▶ _Source data_:
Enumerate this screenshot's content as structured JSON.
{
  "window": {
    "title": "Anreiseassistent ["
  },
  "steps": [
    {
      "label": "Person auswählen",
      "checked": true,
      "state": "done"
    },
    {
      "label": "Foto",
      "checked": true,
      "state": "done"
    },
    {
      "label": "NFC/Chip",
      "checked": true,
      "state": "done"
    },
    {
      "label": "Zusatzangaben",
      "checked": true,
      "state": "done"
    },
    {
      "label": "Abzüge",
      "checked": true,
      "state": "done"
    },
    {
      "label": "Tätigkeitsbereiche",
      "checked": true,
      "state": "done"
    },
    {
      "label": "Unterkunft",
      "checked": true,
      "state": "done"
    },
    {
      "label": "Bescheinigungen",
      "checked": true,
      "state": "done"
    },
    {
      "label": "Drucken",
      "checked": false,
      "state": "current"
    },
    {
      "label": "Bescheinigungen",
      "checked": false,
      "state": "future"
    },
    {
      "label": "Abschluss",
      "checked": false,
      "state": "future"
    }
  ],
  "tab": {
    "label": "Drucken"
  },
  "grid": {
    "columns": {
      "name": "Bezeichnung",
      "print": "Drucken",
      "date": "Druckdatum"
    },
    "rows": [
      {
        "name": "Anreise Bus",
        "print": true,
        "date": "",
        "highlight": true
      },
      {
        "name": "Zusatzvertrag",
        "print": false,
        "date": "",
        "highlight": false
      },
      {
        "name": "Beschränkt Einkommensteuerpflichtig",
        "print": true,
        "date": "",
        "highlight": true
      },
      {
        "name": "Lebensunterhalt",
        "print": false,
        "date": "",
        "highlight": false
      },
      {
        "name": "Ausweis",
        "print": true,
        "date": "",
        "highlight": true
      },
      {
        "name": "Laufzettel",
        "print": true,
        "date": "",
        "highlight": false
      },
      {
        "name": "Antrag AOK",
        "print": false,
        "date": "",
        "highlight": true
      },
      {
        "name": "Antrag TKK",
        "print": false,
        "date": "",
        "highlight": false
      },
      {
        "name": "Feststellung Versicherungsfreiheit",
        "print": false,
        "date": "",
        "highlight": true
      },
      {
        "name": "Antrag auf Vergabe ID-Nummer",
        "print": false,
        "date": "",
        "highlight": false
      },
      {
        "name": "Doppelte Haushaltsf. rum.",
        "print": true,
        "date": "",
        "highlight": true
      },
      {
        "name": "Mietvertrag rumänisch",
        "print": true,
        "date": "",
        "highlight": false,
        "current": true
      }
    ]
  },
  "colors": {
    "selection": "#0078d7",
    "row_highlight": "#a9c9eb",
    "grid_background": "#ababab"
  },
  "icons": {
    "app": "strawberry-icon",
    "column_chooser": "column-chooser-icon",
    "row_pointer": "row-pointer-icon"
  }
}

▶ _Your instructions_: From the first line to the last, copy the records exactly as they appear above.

▶ _Solution to this problem_:
Enumerate this screenshot's content as structured JSON.
{
  "window": {
    "title": "Anreiseassistent ["
  },
  "steps": [
    {
      "label": "Person auswählen",
      "checked": true,
      "state": "done"
    },
    {
      "label": "Foto",
      "checked": true,
      "state": "done"
    },
    {
      "label": "NFC/Chip",
      "checked": true,
      "state": "done"
    },
    {
      "label": "Zusatzangaben",
      "checked": true,
      "state": "done"
    },
    {
      "label": "Abzüge",
      "checked": true,
      "state": "done"
    },
    {
      "label": "Tätigkeitsbereiche",
      "checked": true,
      "state": "done"
    },
    {
      "label": "Unterkunft",
      "checked": true,
      "state": "done"
    },
    {
      "label": "Bescheinigungen",
      "checked": true,
      "state": "done"
    },
    {
      "label": "Drucken",
      "checked": false,
      "state": "current"
    },
    {
      "label": "Bescheinigungen",
      "checked": false,
      "state": "future"
    },
    {
      "label": "Abschluss",
      "checked": false,
      "state": "future"
    }
  ],
  "tab": {
    "label": "Drucken"
  },
  "grid": {
    "columns": {
      "name": "Bezeichnung",
      "print": "Drucken",
      "date": "Druckdatum"
    },
    "rows": [
      {
        "name": "Anreise Bus",
        "print": true,
        "date": "",
        "highlight": true
      },
      {
        "name": "Zusatzvertrag",
        "print": false,
        "date": "",
        "highlight": false
      },
      {
        "name": "Beschränkt Einkommensteuerpflichtig",
        "print": true,
        "date": "",
        "highlight": true
      },
      {
        "name": "Lebensunterhalt",
        "print": false,
        "date": "",
        "highlight": false
      },
      {
        "name": "Ausweis",
        "print": true,
        "date": "",
        "highlight": true
      },
      {
        "name": "Laufzettel",
        "print": true,
        "date": "",
        "highlight": false
      },
      {
        "name": "Antrag AOK",
        "print": false,
        "date": "",
        "highlight": true
      },
      {
        "name": "Antrag TKK",
        "print": false,
        "date": "",
        "highlight": false
      },
      {
        "name": "Feststellung Versicherungsfreiheit",
        "print": false,
        "date": "",
        "highlight": true
      },
      {
        "name": "Antrag auf Vergabe ID-Nummer",
        "print": false,
        "date": "",
        "highlight": false
      },
      {
        "name": "Doppelte Haushaltsf. rum.",
        "print": true,
        "date": "",
        "highlight": true
      },
      {
        "name": "Mietvertrag rumänisch",
        "print": true,
        "date": "",
        "highlight": false,
        "current": true
      }
    ]
  },
  "colors": {
    "selection": "#0078d7",
    "row_highlight": "#a9c9eb",
    "grid_background": "#ababab"
  },
  "icons": {
    "app": "strawberry-icon",
    "column_chooser": "column-chooser-icon",
    "row_pointer": "row-pointer-icon"
  }
}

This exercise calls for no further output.